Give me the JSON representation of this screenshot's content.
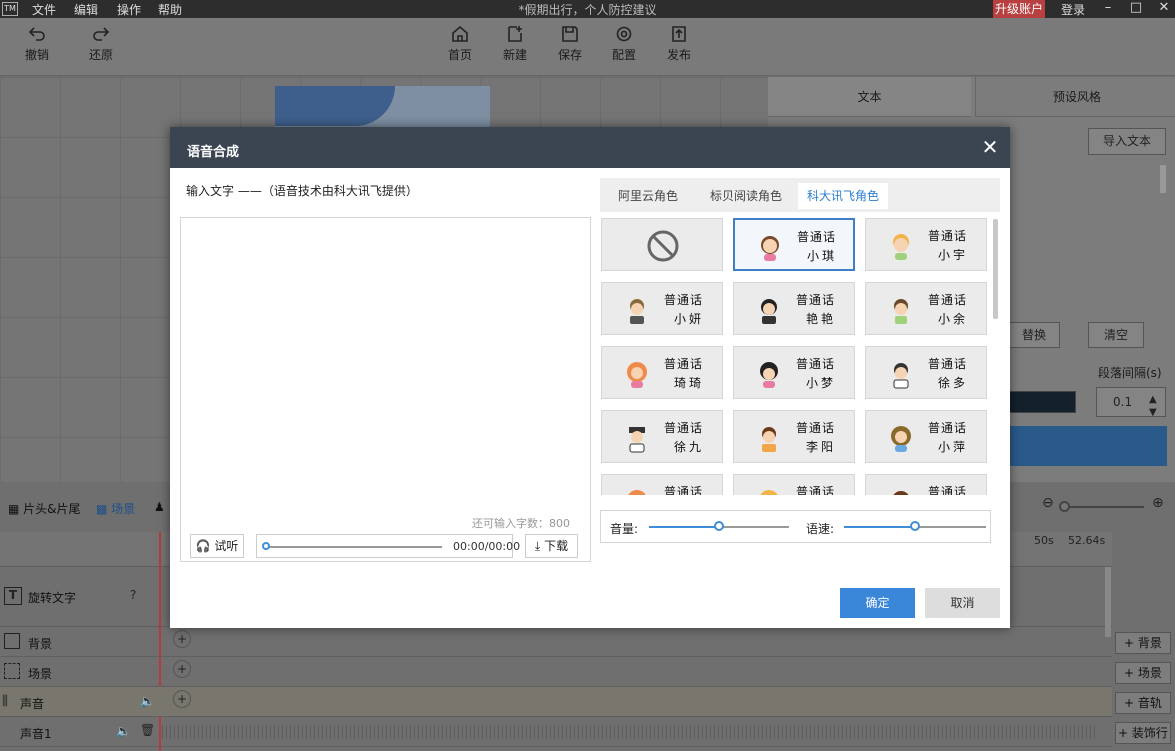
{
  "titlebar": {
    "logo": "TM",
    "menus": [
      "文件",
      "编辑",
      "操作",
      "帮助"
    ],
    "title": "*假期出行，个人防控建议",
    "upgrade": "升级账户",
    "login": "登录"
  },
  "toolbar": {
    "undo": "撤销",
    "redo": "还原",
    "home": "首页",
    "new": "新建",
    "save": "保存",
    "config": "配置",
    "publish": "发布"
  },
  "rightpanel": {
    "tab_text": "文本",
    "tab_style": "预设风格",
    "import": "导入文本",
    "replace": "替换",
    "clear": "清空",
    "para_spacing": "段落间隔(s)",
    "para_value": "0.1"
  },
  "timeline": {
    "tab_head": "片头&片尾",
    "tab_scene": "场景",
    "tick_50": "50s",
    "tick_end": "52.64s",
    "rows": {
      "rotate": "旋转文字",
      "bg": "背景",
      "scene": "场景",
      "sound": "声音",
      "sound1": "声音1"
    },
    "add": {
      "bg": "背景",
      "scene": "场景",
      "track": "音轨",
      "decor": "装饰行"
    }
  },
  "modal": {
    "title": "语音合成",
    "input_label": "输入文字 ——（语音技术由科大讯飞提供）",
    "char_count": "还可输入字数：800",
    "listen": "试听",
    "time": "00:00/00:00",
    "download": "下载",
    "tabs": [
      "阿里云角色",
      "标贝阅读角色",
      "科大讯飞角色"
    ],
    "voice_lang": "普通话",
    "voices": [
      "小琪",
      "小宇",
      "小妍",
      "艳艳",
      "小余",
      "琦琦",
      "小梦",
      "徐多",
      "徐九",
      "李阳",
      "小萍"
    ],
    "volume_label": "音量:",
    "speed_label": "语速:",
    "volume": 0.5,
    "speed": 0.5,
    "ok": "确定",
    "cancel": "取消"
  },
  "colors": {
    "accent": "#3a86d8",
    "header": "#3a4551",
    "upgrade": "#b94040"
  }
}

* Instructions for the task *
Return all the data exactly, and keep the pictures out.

* Task result *
Give me the JSON representation of this screenshot's content.
{
  "titlebar": {
    "logo": "TM",
    "menus": [
      "文件",
      "编辑",
      "操作",
      "帮助"
    ],
    "title": "*假期出行，个人防控建议",
    "upgrade": "升级账户",
    "login": "登录"
  },
  "toolbar": {
    "undo": "撤销",
    "redo": "还原",
    "home": "首页",
    "new": "新建",
    "save": "保存",
    "config": "配置",
    "publish": "发布"
  },
  "rightpanel": {
    "tab_text": "文本",
    "tab_style": "预设风格",
    "import": "导入文本",
    "replace": "替换",
    "clear": "清空",
    "para_spacing": "段落间隔(s)",
    "para_value": "0.1"
  },
  "timeline": {
    "tab_head": "片头&片尾",
    "tab_scene": "场景",
    "tick_50": "50s",
    "tick_end": "52.64s",
    "rows": {
      "rotate": "旋转文字",
      "bg": "背景",
      "scene": "场景",
      "sound": "声音",
      "sound1": "声音1"
    },
    "add": {
      "bg": "背景",
      "scene": "场景",
      "track": "音轨",
      "decor": "装饰行"
    }
  },
  "modal": {
    "title": "语音合成",
    "input_label": "输入文字 ——（语音技术由科大讯飞提供）",
    "char_count": "还可输入字数：800",
    "listen": "试听",
    "time": "00:00/00:00",
    "download": "下载",
    "tabs": [
      "阿里云角色",
      "标贝阅读角色",
      "科大讯飞角色"
    ],
    "voice_lang": "普通话",
    "voices": [
      "小琪",
      "小宇",
      "小妍",
      "艳艳",
      "小余",
      "琦琦",
      "小梦",
      "徐多",
      "徐九",
      "李阳",
      "小萍"
    ],
    "volume_label": "音量:",
    "speed_label": "语速:",
    "volume": 0.5,
    "speed": 0.5,
    "ok": "确定",
    "cancel": "取消"
  },
  "colors": {
    "accent": "#3a86d8",
    "header": "#3a4551",
    "upgrade": "#b94040"
  }
}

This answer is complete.